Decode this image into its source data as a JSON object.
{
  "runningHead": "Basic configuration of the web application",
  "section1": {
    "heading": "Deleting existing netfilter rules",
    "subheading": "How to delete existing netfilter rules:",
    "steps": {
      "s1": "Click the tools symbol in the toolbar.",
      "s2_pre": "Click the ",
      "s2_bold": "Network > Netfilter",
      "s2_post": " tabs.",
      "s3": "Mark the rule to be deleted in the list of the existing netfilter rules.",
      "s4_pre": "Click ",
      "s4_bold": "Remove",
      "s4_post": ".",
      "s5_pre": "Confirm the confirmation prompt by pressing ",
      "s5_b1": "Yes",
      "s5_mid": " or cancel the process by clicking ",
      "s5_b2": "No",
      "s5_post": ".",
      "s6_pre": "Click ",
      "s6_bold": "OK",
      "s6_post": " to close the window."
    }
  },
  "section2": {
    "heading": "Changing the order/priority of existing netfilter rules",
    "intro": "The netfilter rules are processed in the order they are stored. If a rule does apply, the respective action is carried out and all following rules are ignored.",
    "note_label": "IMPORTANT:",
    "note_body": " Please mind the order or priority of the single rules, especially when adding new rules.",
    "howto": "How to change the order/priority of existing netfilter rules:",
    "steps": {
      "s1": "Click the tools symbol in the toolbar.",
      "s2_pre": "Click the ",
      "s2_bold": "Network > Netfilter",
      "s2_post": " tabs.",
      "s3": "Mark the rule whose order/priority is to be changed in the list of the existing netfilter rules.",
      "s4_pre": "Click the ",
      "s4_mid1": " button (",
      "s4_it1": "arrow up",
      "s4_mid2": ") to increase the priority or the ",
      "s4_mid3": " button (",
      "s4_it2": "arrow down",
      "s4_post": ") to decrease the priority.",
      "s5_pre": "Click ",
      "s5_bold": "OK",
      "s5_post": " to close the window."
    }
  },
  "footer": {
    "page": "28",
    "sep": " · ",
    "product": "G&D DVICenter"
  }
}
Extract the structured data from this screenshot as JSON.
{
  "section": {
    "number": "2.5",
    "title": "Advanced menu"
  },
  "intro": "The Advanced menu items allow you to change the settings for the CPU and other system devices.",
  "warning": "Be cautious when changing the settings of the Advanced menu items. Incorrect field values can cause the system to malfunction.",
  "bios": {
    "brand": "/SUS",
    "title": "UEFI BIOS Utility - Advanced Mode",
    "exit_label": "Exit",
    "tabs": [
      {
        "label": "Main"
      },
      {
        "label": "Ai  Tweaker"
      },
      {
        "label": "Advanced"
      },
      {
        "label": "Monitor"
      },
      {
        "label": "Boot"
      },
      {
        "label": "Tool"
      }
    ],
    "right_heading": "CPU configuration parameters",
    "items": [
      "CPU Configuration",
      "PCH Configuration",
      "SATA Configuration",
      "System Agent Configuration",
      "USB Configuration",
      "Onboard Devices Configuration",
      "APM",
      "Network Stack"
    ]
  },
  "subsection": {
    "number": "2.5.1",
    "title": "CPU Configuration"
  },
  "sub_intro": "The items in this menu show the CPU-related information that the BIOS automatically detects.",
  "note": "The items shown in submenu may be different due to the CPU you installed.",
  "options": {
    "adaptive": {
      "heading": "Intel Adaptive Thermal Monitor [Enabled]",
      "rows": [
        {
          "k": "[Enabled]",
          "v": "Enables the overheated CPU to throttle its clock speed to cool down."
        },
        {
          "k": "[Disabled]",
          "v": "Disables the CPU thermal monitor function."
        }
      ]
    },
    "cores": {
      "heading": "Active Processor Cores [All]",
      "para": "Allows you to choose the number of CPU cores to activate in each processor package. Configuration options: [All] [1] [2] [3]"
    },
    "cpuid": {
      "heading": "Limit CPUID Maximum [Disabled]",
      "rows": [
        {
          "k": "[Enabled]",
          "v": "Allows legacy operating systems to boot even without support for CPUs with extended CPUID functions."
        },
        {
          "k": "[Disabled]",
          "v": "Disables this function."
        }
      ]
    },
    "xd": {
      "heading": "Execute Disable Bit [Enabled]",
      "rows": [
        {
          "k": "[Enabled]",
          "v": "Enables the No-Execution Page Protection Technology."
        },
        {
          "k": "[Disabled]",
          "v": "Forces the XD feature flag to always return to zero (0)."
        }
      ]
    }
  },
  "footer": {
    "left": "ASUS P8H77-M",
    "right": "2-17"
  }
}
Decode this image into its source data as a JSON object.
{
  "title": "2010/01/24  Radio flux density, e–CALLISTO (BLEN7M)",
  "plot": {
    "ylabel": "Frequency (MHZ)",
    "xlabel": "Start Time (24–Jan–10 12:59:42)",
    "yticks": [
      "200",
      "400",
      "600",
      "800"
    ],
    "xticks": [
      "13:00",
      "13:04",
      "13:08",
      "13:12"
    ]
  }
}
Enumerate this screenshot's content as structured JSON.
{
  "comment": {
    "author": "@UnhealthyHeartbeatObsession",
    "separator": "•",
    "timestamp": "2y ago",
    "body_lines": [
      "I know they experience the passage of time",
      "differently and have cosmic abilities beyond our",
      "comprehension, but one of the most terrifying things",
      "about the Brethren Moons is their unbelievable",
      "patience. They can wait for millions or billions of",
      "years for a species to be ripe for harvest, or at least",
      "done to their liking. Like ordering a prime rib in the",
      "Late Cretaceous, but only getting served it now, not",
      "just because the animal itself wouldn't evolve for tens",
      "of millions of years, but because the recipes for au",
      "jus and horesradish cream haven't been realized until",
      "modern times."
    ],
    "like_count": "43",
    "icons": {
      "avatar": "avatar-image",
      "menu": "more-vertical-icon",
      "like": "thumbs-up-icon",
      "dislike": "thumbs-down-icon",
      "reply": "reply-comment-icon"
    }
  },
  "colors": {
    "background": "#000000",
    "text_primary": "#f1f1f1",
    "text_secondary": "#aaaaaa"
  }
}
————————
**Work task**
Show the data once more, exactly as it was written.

**Response**
Decode this image into its source data as a JSON object.
{
  "runningHead": "Basic configuration of the web application",
  "section1": {
    "heading": "Deleting existing netfilter rules",
    "subheading": "How to delete existing netfilter rules:",
    "steps": {
      "s1": "Click the tools symbol in the toolbar.",
      "s2_pre": "Click the ",
      "s2_bold": "Network > Netfilter",
      "s2_post": " tabs.",
      "s3": "Mark the rule to be deleted in the list of the existing netfilter rules.",
      "s4_pre": "Click ",
      "s4_bold": "Remove",
      "s4_post": ".",
      "s5_pre": "Confirm the confirmation prompt by pressing ",
      "s5_b1": "Yes",
      "s5_mid": " or cancel the process by clicking ",
      "s5_b2": "No",
      "s5_post": ".",
      "s6_pre": "Click ",
      "s6_bold": "OK",
      "s6_post": " to close the window."
    }
  },
  "section2": {
    "heading": "Changing the order/priority of existing netfilter rules",
    "intro": "The netfilter rules are processed in the order they are stored. If a rule does apply, the respective action is carried out and all following rules are ignored.",
    "note_label": "IMPORTANT:",
    "note_body": " Please mind the order or priority of the single rules, especially when adding new rules.",
    "howto": "How to change the order/priority of existing netfilter rules:",
    "steps": {
      "s1": "Click the tools symbol in the toolbar.",
      "s2_pre": "Click the ",
      "s2_bold": "Network > Netfilter",
      "s2_post": " tabs.",
      "s3": "Mark the rule whose order/priority is to be changed in the list of the existing netfilter rules.",
      "s4_pre": "Click the ",
      "s4_mid1": " button (",
      "s4_it1": "arrow up",
      "s4_mid2": ") to increase the priority or the ",
      "s4_mid3": " button (",
      "s4_it2": "arrow down",
      "s4_post": ") to decrease the priority.",
      "s5_pre": "Click ",
      "s5_bold": "OK",
      "s5_post": " to close the window."
    }
  },
  "footer": {
    "page": "28",
    "sep": " · ",
    "product": "G&D DVICenter"
  }
}
Extract the structured data from this screenshot as JSON.
{
  "section": {
    "number": "2.5",
    "title": "Advanced menu"
  },
  "intro": "The Advanced menu items allow you to change the settings for the CPU and other system devices.",
  "warning": "Be cautious when changing the settings of the Advanced menu items. Incorrect field values can cause the system to malfunction.",
  "bios": {
    "brand": "/SUS",
    "title": "UEFI BIOS Utility - Advanced Mode",
    "exit_label": "Exit",
    "tabs": [
      {
        "label": "Main"
      },
      {
        "label": "Ai  Tweaker"
      },
      {
        "label": "Advanced"
      },
      {
        "label": "Monitor"
      },
      {
        "label": "Boot"
      },
      {
        "label": "Tool"
      }
    ],
    "right_heading": "CPU configuration parameters",
    "items": [
      "CPU Configuration",
      "PCH Configuration",
      "SATA Configuration",
      "System Agent Configuration",
      "USB Configuration",
      "Onboard Devices Configuration",
      "APM",
      "Network Stack"
    ]
  },
  "subsection": {
    "number": "2.5.1",
    "title": "CPU Configuration"
  },
  "sub_intro": "The items in this menu show the CPU-related information that the BIOS automatically detects.",
  "note": "The items shown in submenu may be different due to the CPU you installed.",
  "options": {
    "adaptive": {
      "heading": "Intel Adaptive Thermal Monitor [Enabled]",
      "rows": [
        {
          "k": "[Enabled]",
          "v": "Enables the overheated CPU to throttle its clock speed to cool down."
        },
        {
          "k": "[Disabled]",
          "v": "Disables the CPU thermal monitor function."
        }
      ]
    },
    "cores": {
      "heading": "Active Processor Cores [All]",
      "para": "Allows you to choose the number of CPU cores to activate in each processor package. Configuration options: [All] [1] [2] [3]"
    },
    "cpuid": {
      "heading": "Limit CPUID Maximum [Disabled]",
      "rows": [
        {
          "k": "[Enabled]",
          "v": "Allows legacy operating systems to boot even without support for CPUs with extended CPUID functions."
        },
        {
          "k": "[Disabled]",
          "v": "Disables this function."
        }
      ]
    },
    "xd": {
      "heading": "Execute Disable Bit [Enabled]",
      "rows": [
        {
          "k": "[Enabled]",
          "v": "Enables the No-Execution Page Protection Technology."
        },
        {
          "k": "[Disabled]",
          "v": "Forces the XD feature flag to always return to zero (0)."
        }
      ]
    }
  },
  "footer": {
    "left": "ASUS P8H77-M",
    "right": "2-17"
  }
}
Decode this image into its source data as a JSON object.
{
  "title": "2010/01/24  Radio flux density, e–CALLISTO (BLEN7M)",
  "plot": {
    "ylabel": "Frequency (MHZ)",
    "xlabel": "Start Time (24–Jan–10 12:59:42)",
    "yticks": [
      "200",
      "400",
      "600",
      "800"
    ],
    "xticks": [
      "13:00",
      "13:04",
      "13:08",
      "13:12"
    ]
  }
}
Enumerate this screenshot's content as structured JSON.
{
  "comment": {
    "author": "@UnhealthyHeartbeatObsession",
    "separator": "•",
    "timestamp": "2y ago",
    "body_lines": [
      "I know they experience the passage of time",
      "differently and have cosmic abilities beyond our",
      "comprehension, but one of the most terrifying things",
      "about the Brethren Moons is their unbelievable",
      "patience. They can wait for millions or billions of",
      "years for a species to be ripe for harvest, or at least",
      "done to their liking. Like ordering a prime rib in the",
      "Late Cretaceous, but only getting served it now, not",
      "just because the animal itself wouldn't evolve for tens",
      "of millions of years, but because the recipes for au",
      "jus and horesradish cream haven't been realized until",
      "modern times."
    ],
    "like_count": "43",
    "icons": {
      "avatar": "avatar-image",
      "menu": "more-vertical-icon",
      "like": "thumbs-up-icon",
      "dislike": "thumbs-down-icon",
      "reply": "reply-comment-icon"
    }
  },
  "colors": {
    "background": "#000000",
    "text_primary": "#f1f1f1",
    "text_secondary": "#aaaaaa"
  }
}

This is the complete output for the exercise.